- Portability: While portable and inverter generators are designed to be mobile, home standby generators are fixed units.
- Environmental Impact: Concerned about the environment? Solar generators produce zero emissions. With their fuel efficiency, inverter generators also tread lightly compared to conventional portables.
- Budget: Home standby generators can be pricier due to installation costs, but portable and inverter models can be more budget-friendly. Solar generators require an initial investment but have minimal operating costs.
- Safety Features: Features like low-oil shutdown and overload protection are crucial. Portable generators require careful placement outdoors to avoid carbon monoxide hazards.
How to Install a Backup Generator?

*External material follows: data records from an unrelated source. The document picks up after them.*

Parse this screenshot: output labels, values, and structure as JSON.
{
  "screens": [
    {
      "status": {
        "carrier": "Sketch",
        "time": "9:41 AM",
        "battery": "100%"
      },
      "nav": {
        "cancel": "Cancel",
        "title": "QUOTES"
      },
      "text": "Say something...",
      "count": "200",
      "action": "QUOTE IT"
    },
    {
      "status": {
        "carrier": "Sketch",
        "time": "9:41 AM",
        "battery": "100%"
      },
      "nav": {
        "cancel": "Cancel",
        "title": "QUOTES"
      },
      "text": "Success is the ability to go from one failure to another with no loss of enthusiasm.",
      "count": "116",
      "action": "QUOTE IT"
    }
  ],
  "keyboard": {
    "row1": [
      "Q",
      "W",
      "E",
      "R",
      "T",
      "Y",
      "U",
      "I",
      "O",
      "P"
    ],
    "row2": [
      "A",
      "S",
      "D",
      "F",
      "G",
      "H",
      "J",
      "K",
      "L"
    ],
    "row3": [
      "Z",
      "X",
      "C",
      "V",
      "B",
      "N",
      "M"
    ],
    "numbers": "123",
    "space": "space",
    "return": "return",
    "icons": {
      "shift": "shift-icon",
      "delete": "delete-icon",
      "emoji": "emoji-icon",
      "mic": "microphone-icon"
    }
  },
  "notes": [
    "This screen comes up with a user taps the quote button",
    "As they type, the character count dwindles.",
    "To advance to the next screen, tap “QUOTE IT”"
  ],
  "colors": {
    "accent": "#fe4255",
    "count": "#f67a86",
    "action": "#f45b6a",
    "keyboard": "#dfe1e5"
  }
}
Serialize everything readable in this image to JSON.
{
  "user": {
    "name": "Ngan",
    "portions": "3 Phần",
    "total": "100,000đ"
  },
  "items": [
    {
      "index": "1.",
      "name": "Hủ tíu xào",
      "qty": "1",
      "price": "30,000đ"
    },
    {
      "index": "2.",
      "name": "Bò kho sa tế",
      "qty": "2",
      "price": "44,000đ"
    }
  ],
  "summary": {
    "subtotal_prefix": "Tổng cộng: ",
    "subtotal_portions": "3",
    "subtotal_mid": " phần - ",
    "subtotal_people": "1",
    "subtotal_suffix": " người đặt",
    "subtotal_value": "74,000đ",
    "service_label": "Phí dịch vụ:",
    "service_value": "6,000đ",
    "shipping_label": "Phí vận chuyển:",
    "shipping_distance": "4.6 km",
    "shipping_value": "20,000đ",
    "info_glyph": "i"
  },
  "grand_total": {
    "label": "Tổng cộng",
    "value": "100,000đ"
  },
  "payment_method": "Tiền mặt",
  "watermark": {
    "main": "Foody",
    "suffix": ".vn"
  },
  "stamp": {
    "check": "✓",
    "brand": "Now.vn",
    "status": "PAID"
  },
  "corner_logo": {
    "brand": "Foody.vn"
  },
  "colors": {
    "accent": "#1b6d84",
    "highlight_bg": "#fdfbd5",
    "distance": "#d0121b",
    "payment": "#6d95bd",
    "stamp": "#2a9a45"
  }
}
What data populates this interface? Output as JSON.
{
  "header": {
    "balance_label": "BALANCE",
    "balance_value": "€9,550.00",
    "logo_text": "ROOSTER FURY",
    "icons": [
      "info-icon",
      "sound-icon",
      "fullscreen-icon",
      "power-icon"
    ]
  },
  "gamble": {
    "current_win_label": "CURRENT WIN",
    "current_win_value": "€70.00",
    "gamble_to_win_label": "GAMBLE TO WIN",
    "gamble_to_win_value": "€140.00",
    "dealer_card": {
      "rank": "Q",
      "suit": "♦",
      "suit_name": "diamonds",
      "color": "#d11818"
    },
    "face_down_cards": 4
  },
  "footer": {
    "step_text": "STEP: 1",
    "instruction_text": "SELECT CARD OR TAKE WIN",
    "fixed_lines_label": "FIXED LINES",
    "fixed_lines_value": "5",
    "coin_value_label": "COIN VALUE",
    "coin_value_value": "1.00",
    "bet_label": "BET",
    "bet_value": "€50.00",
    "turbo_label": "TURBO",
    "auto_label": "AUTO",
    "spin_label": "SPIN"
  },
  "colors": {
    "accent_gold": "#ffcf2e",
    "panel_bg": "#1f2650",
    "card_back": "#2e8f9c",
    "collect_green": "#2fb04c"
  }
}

Once you’ve chosen the right generator, the next crucial step is its installation. You can install a portable generator yourself. However, it’s better to let a technician install standby generators.
Here’s a step-by-step guide to installing a backup portable generator:
- Select an appropriate location that is flat, elevated, away from windows and vents, and ensures accessibility for maintenance.
- Secure the necessary permits by checking with local building codes regarding noise, emissions, and installation requirements.
- Determine the right generator size by assessing your overall power needs, including the startup wattages of appliances.
- Prepare the installation site by clearing any debris and setting up a solid foundation with a concrete pad or gravel bed.
- Place the generator on its foundation, using a dolly or with assistance if needed.
- Install the transfer switch by turning off the main power and connecting it to your home’s electrical panel.
- Connect the generator to the transfer switch using durable power cords or professional wiring, and ensure the connection is weatherproof if outside.
- Set up the fuel source by securely connecting the fuel line and checking for potential leaks.
- Ground the generator following the manufacturer’s guidelines and local regulations.
- Test the installation by starting the generator, running it for a short duration, and then using the transfer switch to check if appliances are powered.
- Schedule regular maintenance checks, tests, oil changes, and filter replacements to keep the generator in optimal condition.
Backup Generator Safety Precautions
- Operate the generator on a dry surface under an open canopy-like structure.
- Do not touch the generator with wet hands.
- Always position the generator outdoors in a well-ventilated space to prevent carbon monoxide buildup.
- Ensure the generator is properly grounded to prevent electrical shocks.
- Refuel the generator only when it’s turned off and cooled down.
- Avoid overloading the generator by ensuring the total wattage of connected appliances doesn’t exceed its capacity.
- Do not connect a portable generator to your home wiring.
- Install carbon monoxide detectors in the home to be alerted if CO levels rise.
Do You Need a Transfer Switch?
A transfer switch allows you to safely connect a generator to your circuit panel with just one cable. If you skip using a transfer switch, you’ll have to use extension cords, which are dangerous and ineffective. Overloading them can make them overheat, leading to potential fires.
Can an Automatic Standby Generator Replace Utility Service?
No, an automatic standby generator cannot replace utility service. Standby generators operate on fuel sources like propane or natural gas, which can deplete over time. Using a generator as a primary power source could be costly in fuel and maintenance compared to regular utility service.
How Long Do Backup Generators Last?
Most manufacturers estimate that with regular care, a standby generator can offer reliability for about 10,000 to 30,000 running hours (25 – 40 years) if you run them one to two hours a day.
Can You Underload a Generator?
Underloading a generator or ‘wet-stacking’ means you are not using enough power output. This can cause the generator to run inefficiently and shorten its lifespan. Generally, running a generator at 50-75% of its capacity is best.